Buyers with some importing experience prefer FOB. They will have their cooperative forwarders handle the shipping from the seller’s country to their final destination.
CIf is better suited to first-time buyers. The seller will assist in shipping the cargo to your country. And dealing with the latter isn’t too difficult for you.
DDP is very popular among eCommerce sellers, particularly Amazon FBA sellers. They allow their suppliers to ship cargo directly to the Amazon warehouse, which is very convenient.
What Are Freight Collect Or Prepaid Incoterms?
As you can see, each incoterm clearly defines who is responsible for shipping costs. We can categorize these trade terms based on whether the seller or the buyer is responsible for international shipping costs.
we can divide these trade terms into:
- Freight collect incoterms (i.e. the buyer pays international freight when receiving the goods at the destination): EXW, FCA, FOB, FAS.

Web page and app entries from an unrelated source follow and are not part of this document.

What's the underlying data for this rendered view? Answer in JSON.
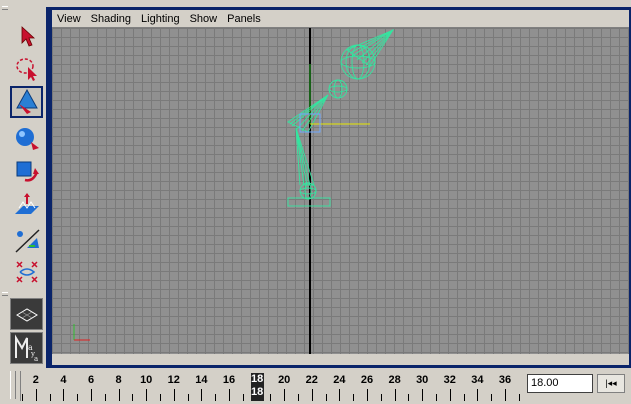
{
  "toolbox": {
    "tools": [
      {
        "name": "select-tool-icon",
        "active": false
      },
      {
        "name": "lasso-tool-icon",
        "active": false
      },
      {
        "name": "paint-selection-tool-icon",
        "active": true
      },
      {
        "name": "move-tool-icon",
        "active": false
      },
      {
        "name": "rotate-tool-icon",
        "active": false
      },
      {
        "name": "scale-tool-icon",
        "active": false
      },
      {
        "name": "soft-modification-tool-icon",
        "active": false
      },
      {
        "name": "show-manipulator-tool-icon",
        "active": false
      },
      {
        "name": "last-tool-used-icon",
        "active": false
      }
    ]
  },
  "panel": {
    "menu": [
      "View",
      "Shading",
      "Lighting",
      "Show",
      "Panels"
    ]
  },
  "timeline": {
    "tick_labels": [
      "2",
      "4",
      "6",
      "8",
      "10",
      "12",
      "14",
      "16",
      "18",
      "20",
      "22",
      "24",
      "26",
      "28",
      "30",
      "32",
      "34",
      "36"
    ],
    "current_frame": "18",
    "current_frame_field": "18.00",
    "rewind_label": "|◂◂"
  },
  "colors": {
    "wireframe": "#33e6a0",
    "panel_border": "#0a246a",
    "grid": "#909090"
  }
}
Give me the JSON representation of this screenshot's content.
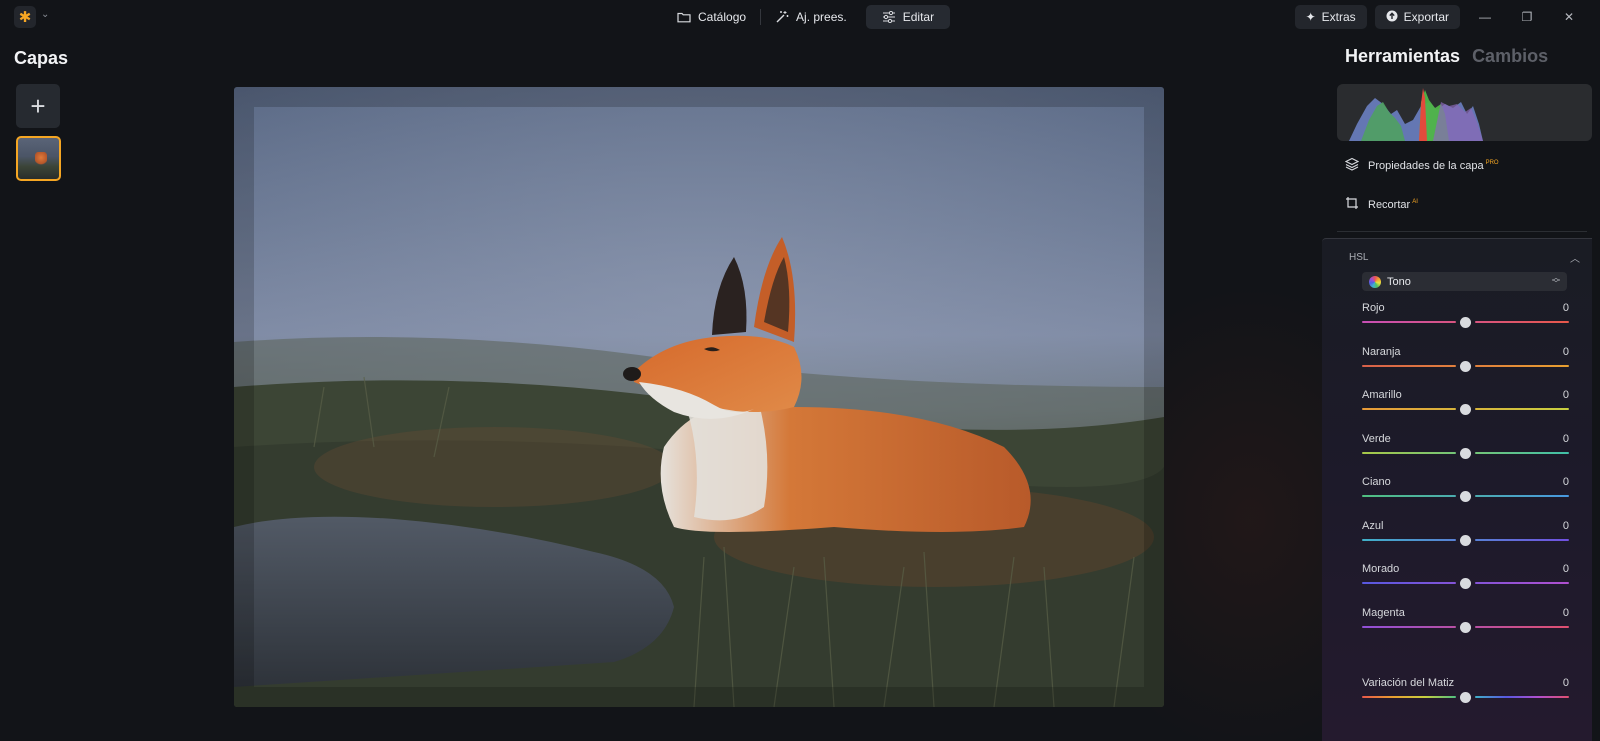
{
  "topbar": {
    "nav": [
      {
        "label": "Catálogo",
        "icon": "folder-icon"
      },
      {
        "label": "Aj. prees.",
        "icon": "magic-wand-icon"
      },
      {
        "label": "Editar",
        "icon": "sliders-icon",
        "active": true
      }
    ],
    "extras_label": "Extras",
    "export_label": "Exportar"
  },
  "layers": {
    "title": "Capas"
  },
  "tools": {
    "tab_active": "Herramientas",
    "tab_inactive": "Cambios",
    "layer_properties": "Propiedades de la capa",
    "layer_properties_badge": "PRO",
    "crop": "Recortar",
    "crop_badge": "AI"
  },
  "hsl": {
    "header": "HSL",
    "mode": "Tono",
    "sliders": [
      {
        "label": "Rojo",
        "value": "0",
        "left": "#c84fb6",
        "right": "#e8584a"
      },
      {
        "label": "Naranja",
        "value": "0",
        "left": "#d8604a",
        "right": "#e8a030"
      },
      {
        "label": "Amarillo",
        "value": "0",
        "left": "#e89a38",
        "right": "#c8d040"
      },
      {
        "label": "Verde",
        "value": "0",
        "left": "#a8c848",
        "right": "#40c0a8"
      },
      {
        "label": "Ciano",
        "value": "0",
        "left": "#50c080",
        "right": "#4898e0"
      },
      {
        "label": "Azul",
        "value": "0",
        "left": "#40b0c8",
        "right": "#7050e0"
      },
      {
        "label": "Morado",
        "value": "0",
        "left": "#5858e0",
        "right": "#b050d0"
      },
      {
        "label": "Magenta",
        "value": "0",
        "left": "#9050d8",
        "right": "#e05070"
      }
    ],
    "hue_shift": {
      "label": "Variación del Matiz",
      "value": "0"
    }
  }
}
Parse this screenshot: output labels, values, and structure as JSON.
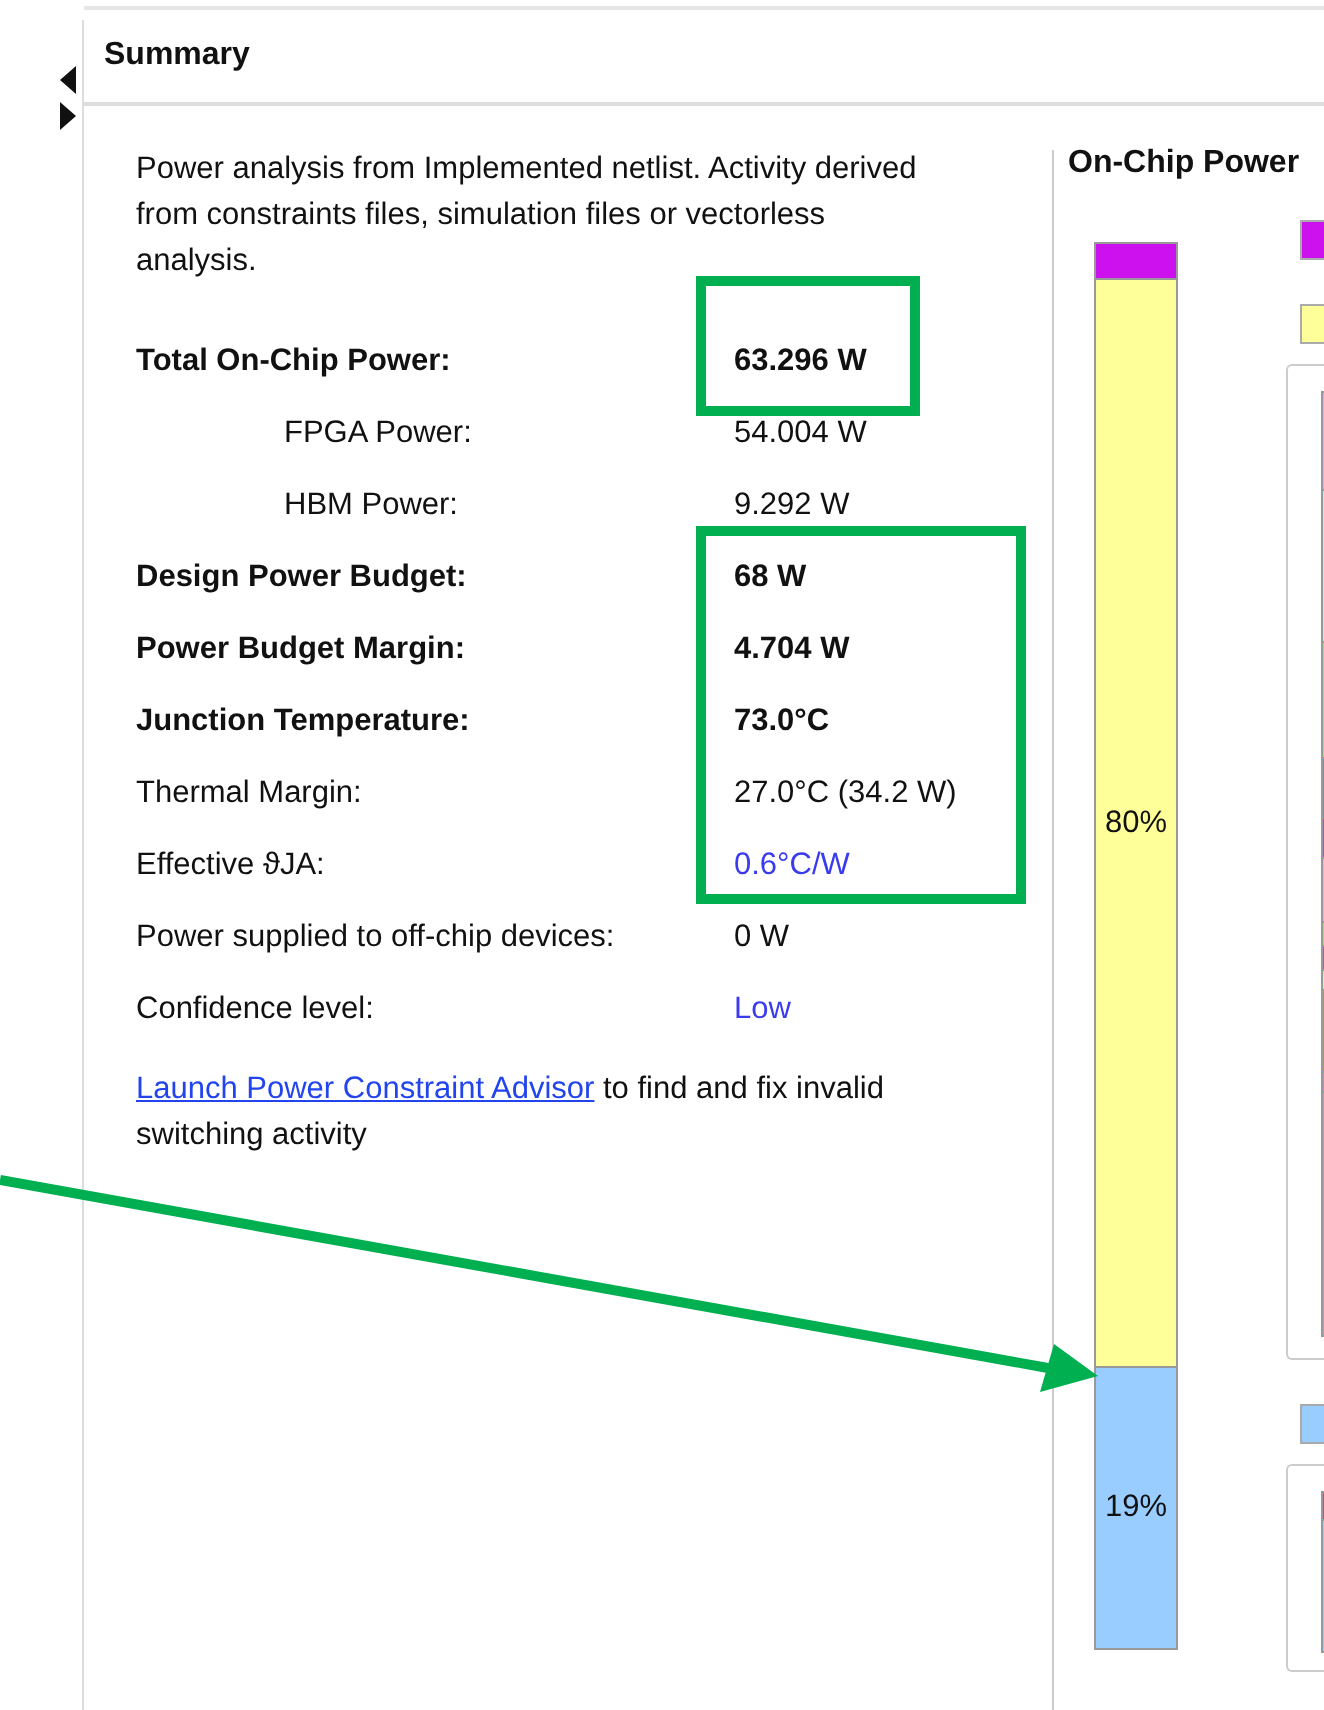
{
  "header": {
    "title": "Summary"
  },
  "description": "Power analysis from Implemented netlist. Activity derived from constraints files, simulation files or vectorless analysis.",
  "rows": [
    {
      "label": "Total On-Chip Power:",
      "value": "63.296 W",
      "bold": true,
      "indented": false,
      "highlighted": false
    },
    {
      "label": "FPGA Power:",
      "value": "54.004 W",
      "bold": false,
      "indented": true,
      "highlighted": false
    },
    {
      "label": "HBM Power:",
      "value": "9.292 W",
      "bold": false,
      "indented": true,
      "highlighted": false
    },
    {
      "label": "Design Power Budget:",
      "value": "68 W",
      "bold": true,
      "indented": false,
      "highlighted": false
    },
    {
      "label": "Power Budget Margin:",
      "value": "4.704 W",
      "bold": true,
      "indented": false,
      "highlighted": false
    },
    {
      "label": "Junction Temperature:",
      "value": "73.0°C",
      "bold": true,
      "indented": false,
      "highlighted": false
    },
    {
      "label": "Thermal Margin:",
      "value": "27.0°C (34.2 W)",
      "bold": false,
      "indented": false,
      "highlighted": false
    },
    {
      "label": "Effective ϑJA:",
      "value": "0.6°C/W",
      "bold": false,
      "indented": false,
      "highlighted": true
    },
    {
      "label": "Power supplied to off-chip devices:",
      "value": "0 W",
      "bold": false,
      "indented": false,
      "highlighted": false
    },
    {
      "label": "Confidence level:",
      "value": "Low",
      "bold": false,
      "indented": false,
      "highlighted": true
    }
  ],
  "advisor": {
    "link": "Launch Power Constraint Advisor",
    "text": "to find and fix invalid switching activity"
  },
  "chart": {
    "title": "On-Chip Power",
    "segments": [
      {
        "color": "#cc11ee"
      },
      {
        "color": "#ffff99",
        "label": "80%"
      },
      {
        "color": "#99ccff",
        "label": "19%"
      }
    ]
  },
  "annotations": [
    {
      "kind": "box",
      "color": "#00b050"
    },
    {
      "kind": "box",
      "color": "#00b050"
    },
    {
      "kind": "arrow",
      "color": "#00b050"
    }
  ]
}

- Freight prepaid incoterms (i.e. the seller pays international freight before shipping): CFR, CIP, CPT, CIF, DAP, DPU, DDU, DDP.
And “Freight Collect” or “Freight Prepaid” will be shown on the Bill of lading.
What Are Inter Trade Terms on Alibaba.com?
Many importers find suppliers and source products from Alibaba, the world’s largest international wholesale platform.
On the product profile, sellers on Alibaba typically display the EXW or FOB price. However, this is only a price reference. You can contact and negotiate with the supplier if you want to know the specific product quotation or other quotations such as CIF price or DDP price.
Furthermore, you may use any of the above trade terms as long as your supplier allows it. For example, if the supplier you find is unable to assist you in obtaining import licenses, handling import customs clearance, and paying customs duties, he will refuse to use DDP.
I hope this article has helped you understand Incoterms. If you have any questions, please contact us freely.